What if I told you…that someone would eventually make a documentary about Rick Pitino’s infamous restaurant bathroom sexual encounter with the woman who later married Pitino’s assistant, and later still tried to extort him and was sentenced to seven years in jail for that? Well, if you bet the someone in question would be Barstool Sports, you’re correct.
That’s just one of a slew of topics the site plans to cover in short-form documentaries. As founder Dave Portnoy and CEO Erika Nardini told Digiday’s Sahil Patel, they intend to boldly go where ESPN usually doesn’t. They kicked the series off with a 10-minute short on the drunken antics of Buffalo Bills’ fans (including the chapter on the infamous dildo-throwers, which is pictured above) released a couple of weeks ago, and they have much more in the works:
“It’s the perfect documentary for us,” said Barstool Sports CEO Erika Nardini. “It’s on a subject matter that most people would view as funny or crass, and we’ve turned it into something that’s cinematic but still funny. You’ll see that in other things that we do.”
Since its release, “#BillsMafia” has collected 7 million video views across BarstoolSports.com, Facebook, Instagram and Twitter. It’s the first of six documentary shorts that Barstool plans to release by the end of the year, all covering topics in Barstool’s wheelhouse. Topics include the sex scandal involving Louisville basketball coach Rick Pitino, the “Balloon Boy” hoax and the controversy surrounding NFL linebacker Manti Te’o’s nonexistent dead girlfriend.
“ESPN’s not doing a ‘30 for 30’ on Te’o’s dead girlfriend or ‘Six Seconds of Fury’ with Rick Pitino; we will,” said Barstool Sports founder Dave Portnoy.
“Traditional documentaries mostly appeal to a far more established audience,” added Nardini. “We’re appealing to the same guys who follow us on Instagram and love ‘Saturdays are for the Boys,’ and saying we’re going to give them a documentary, too.”
Social media views are notoriously unreliable, so take those stats with a grain of salt (especially as they’re presented without the average amount of time viewers watched for), but it’s clear the Bills’ film at the least managed to attract an audience. And it’s quite possible these other ones will too; Barstool has a prominent brand and a substantial audience, these subjects seem like a fit for both, and there are plenty of people who want to watch more on subjects like the Pitino scandal.

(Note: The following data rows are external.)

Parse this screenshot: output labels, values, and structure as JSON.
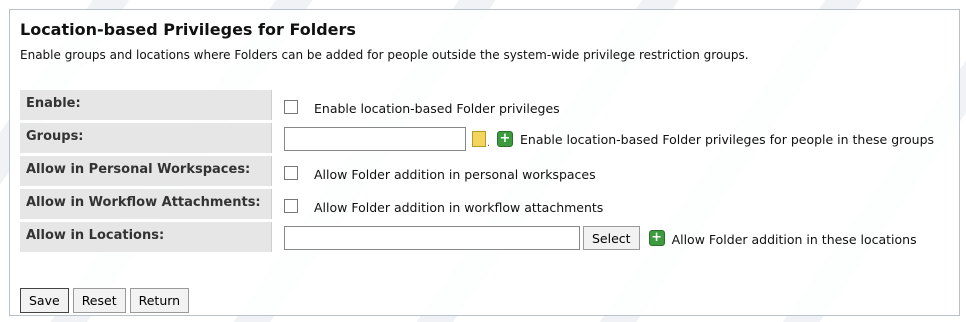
{
  "header": {
    "title": "Location-based Privileges for Folders",
    "description": "Enable groups and locations where Folders can be added for people outside the system-wide privilege restriction groups."
  },
  "rows": {
    "enable": {
      "label": "Enable:",
      "text": "Enable location-based Folder privileges"
    },
    "groups": {
      "label": "Groups:",
      "value": "",
      "text": "Enable location-based Folder privileges for people in these groups",
      "picker_icon": "user-picker-icon",
      "add_icon": "add-icon"
    },
    "personal": {
      "label": "Allow in Personal Workspaces:",
      "text": "Allow Folder addition in personal workspaces"
    },
    "workflow": {
      "label": "Allow in Workflow Attachments:",
      "text": "Allow Folder addition in workflow attachments"
    },
    "locations": {
      "label": "Allow in Locations:",
      "value": "",
      "select_label": "Select",
      "text": "Allow Folder addition in these locations",
      "add_icon": "add-icon"
    }
  },
  "buttons": {
    "save": "Save",
    "reset": "Reset",
    "return": "Return"
  },
  "colors": {
    "label_bg": "#e6e6e6",
    "border": "#b9c2cc",
    "add_icon_green": "#3c9b3c",
    "picker_icon_yellow": "#f3d55b"
  }
}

Portnoy’s quite right that none of those particular subjects seem likely to draw the standard 30 for 30 treatment either, or even a 30 for 30 short. 30 for 30 certainly isn’t extensively profiling dildo-throwing fans.

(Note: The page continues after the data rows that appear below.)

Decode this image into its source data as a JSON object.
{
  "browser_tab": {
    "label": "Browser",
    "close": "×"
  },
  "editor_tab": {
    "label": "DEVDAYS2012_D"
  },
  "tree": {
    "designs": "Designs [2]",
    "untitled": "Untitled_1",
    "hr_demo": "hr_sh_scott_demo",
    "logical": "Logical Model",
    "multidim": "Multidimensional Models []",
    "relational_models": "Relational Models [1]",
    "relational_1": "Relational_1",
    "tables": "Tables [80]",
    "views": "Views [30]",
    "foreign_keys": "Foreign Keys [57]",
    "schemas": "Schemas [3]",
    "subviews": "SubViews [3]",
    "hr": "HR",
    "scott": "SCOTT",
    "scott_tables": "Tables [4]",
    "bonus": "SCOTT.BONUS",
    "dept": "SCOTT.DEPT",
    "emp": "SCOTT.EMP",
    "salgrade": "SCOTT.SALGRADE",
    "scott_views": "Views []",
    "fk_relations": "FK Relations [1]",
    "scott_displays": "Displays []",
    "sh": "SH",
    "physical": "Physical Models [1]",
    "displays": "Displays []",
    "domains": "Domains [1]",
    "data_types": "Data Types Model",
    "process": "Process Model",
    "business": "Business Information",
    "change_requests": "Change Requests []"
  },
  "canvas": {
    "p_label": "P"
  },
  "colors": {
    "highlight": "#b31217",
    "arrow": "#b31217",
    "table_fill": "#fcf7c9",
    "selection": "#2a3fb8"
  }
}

It will be worth keeping an eye on how these later documentaries are constructed, though. The documentary on the Bills’ fans got decent access, but it had plenty of willing participants. Will Barstool be able to get any sort of access to the key players in stories like the Pitino or Te’o ones? Or will this just be people opining about it from afar? The latter approach might work too (especially as it’s been long enough since those stories that there will probably be some people eager to hear about them again, or for the first time), but it would be quite different from what we’ve usually seen in the sports documentary field. And Patel notes that while Barstool is fronting the costs for these, it may be harder to make that money back from a sponsorship on touchier subjects like the Pitino one.

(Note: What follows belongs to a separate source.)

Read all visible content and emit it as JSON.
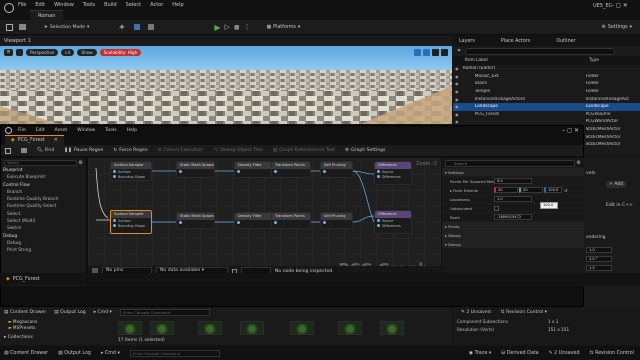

In any case, there certainly seems to be more of a plan for video here than we’ve seen in other recent shifts in that direction. And it’s easy to see why Barstool would greenlight short documentaries on subjects that fit their brand and audience; there’s a lot to suggest that might work, and in the case of this first one at least, it appears to have done pretty decently. It will be interesting to see how the later ones come together and how the views stack up for them, though. And it will be worth watching how they’re received, and if Barstool keeps going with this plan after this initial wave.